BEGIN SUPPLIED RECORDS

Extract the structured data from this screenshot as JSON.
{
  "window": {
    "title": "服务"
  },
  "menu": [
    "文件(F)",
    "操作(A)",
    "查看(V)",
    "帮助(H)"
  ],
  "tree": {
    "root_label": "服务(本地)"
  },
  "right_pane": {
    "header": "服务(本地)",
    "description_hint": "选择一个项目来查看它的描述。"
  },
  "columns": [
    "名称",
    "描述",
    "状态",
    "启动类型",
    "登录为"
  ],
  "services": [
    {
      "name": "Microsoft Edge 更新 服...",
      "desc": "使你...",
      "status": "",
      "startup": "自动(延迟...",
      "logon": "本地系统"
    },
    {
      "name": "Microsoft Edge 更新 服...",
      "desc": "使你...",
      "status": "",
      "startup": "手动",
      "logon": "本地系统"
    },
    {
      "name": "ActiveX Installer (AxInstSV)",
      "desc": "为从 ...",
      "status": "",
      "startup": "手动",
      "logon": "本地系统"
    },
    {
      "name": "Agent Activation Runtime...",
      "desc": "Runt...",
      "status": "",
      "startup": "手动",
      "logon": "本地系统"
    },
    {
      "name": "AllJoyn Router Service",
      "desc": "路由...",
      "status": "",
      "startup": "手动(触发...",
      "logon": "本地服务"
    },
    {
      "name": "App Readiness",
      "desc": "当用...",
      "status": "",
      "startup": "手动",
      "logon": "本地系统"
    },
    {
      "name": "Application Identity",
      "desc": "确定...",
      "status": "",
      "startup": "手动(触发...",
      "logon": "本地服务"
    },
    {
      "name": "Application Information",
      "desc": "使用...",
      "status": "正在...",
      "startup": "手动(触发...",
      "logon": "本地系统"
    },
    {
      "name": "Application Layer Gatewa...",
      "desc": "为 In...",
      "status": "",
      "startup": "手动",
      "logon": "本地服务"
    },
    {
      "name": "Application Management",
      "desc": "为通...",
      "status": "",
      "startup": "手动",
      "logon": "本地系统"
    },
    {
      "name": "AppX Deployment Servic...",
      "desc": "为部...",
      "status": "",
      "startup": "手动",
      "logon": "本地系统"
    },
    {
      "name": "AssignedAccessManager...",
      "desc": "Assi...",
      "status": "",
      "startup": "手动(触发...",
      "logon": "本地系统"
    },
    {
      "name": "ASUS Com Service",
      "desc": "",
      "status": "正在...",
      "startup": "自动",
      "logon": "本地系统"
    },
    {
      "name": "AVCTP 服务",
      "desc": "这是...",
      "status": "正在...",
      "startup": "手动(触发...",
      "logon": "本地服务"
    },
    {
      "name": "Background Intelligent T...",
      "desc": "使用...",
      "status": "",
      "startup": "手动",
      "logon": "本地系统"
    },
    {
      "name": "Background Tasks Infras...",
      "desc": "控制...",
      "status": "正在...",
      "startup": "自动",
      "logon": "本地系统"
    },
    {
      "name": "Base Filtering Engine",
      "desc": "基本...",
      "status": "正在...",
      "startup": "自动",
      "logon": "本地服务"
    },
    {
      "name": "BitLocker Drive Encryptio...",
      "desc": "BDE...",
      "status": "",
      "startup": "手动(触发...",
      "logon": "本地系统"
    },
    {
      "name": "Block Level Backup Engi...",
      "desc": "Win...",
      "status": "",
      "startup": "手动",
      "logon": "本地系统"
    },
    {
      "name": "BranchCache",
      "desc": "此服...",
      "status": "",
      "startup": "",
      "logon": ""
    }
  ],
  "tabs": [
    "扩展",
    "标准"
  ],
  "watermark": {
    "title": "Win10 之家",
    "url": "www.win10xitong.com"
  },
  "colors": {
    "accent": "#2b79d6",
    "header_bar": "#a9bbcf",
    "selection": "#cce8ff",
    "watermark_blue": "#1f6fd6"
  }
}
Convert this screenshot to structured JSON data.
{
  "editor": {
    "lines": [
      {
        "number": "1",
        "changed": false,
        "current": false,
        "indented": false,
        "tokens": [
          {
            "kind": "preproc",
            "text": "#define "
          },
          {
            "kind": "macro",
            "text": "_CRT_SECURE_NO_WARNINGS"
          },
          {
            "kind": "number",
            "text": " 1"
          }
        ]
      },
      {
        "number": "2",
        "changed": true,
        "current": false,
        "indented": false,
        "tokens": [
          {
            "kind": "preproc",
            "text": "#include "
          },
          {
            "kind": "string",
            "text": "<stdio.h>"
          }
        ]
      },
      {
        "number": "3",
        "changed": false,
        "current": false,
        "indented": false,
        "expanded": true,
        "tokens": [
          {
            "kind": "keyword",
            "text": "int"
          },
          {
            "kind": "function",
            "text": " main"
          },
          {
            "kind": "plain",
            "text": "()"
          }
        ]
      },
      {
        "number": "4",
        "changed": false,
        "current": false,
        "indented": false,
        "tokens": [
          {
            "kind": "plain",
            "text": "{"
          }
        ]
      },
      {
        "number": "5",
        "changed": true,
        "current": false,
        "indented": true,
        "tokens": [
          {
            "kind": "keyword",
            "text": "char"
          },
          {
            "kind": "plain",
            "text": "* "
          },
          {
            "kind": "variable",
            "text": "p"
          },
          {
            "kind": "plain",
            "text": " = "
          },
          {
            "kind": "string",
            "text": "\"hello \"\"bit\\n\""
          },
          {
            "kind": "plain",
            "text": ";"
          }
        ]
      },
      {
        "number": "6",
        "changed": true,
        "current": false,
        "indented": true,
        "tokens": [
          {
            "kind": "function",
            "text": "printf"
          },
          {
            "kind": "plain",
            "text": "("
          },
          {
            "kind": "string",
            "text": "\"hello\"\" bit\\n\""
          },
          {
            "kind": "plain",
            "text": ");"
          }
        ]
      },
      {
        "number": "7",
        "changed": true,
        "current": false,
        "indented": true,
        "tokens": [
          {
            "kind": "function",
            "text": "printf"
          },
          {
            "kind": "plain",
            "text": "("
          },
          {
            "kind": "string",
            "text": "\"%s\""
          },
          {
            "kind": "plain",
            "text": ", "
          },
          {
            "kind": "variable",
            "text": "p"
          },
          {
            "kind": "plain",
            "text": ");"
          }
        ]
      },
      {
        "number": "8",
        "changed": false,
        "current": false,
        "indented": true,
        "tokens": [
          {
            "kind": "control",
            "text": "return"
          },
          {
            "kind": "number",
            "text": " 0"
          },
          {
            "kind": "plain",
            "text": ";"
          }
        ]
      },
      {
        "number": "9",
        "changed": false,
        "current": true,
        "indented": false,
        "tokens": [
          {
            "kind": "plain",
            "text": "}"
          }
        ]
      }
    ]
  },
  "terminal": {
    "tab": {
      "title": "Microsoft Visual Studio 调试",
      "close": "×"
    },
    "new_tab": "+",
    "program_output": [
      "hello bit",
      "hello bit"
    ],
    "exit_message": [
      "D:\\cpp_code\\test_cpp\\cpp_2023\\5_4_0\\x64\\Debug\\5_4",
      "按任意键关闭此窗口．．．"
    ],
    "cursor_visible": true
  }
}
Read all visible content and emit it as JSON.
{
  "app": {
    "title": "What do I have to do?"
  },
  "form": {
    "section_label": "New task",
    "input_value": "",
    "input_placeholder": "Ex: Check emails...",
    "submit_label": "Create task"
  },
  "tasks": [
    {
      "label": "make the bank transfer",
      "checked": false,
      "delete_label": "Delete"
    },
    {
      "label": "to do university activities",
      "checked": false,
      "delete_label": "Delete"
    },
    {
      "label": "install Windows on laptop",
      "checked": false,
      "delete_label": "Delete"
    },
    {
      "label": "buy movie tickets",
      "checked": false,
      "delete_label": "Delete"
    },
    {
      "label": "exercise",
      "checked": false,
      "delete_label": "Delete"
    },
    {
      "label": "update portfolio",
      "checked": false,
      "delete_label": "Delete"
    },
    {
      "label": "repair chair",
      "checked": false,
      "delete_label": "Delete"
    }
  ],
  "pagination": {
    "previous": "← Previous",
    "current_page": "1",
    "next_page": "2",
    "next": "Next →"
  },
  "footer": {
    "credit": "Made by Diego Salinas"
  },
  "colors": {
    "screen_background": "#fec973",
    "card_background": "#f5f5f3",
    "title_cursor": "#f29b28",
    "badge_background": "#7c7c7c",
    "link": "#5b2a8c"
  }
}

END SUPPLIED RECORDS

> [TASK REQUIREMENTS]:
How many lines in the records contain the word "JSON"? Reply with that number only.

> [EXERCISE RESPONSE]:
3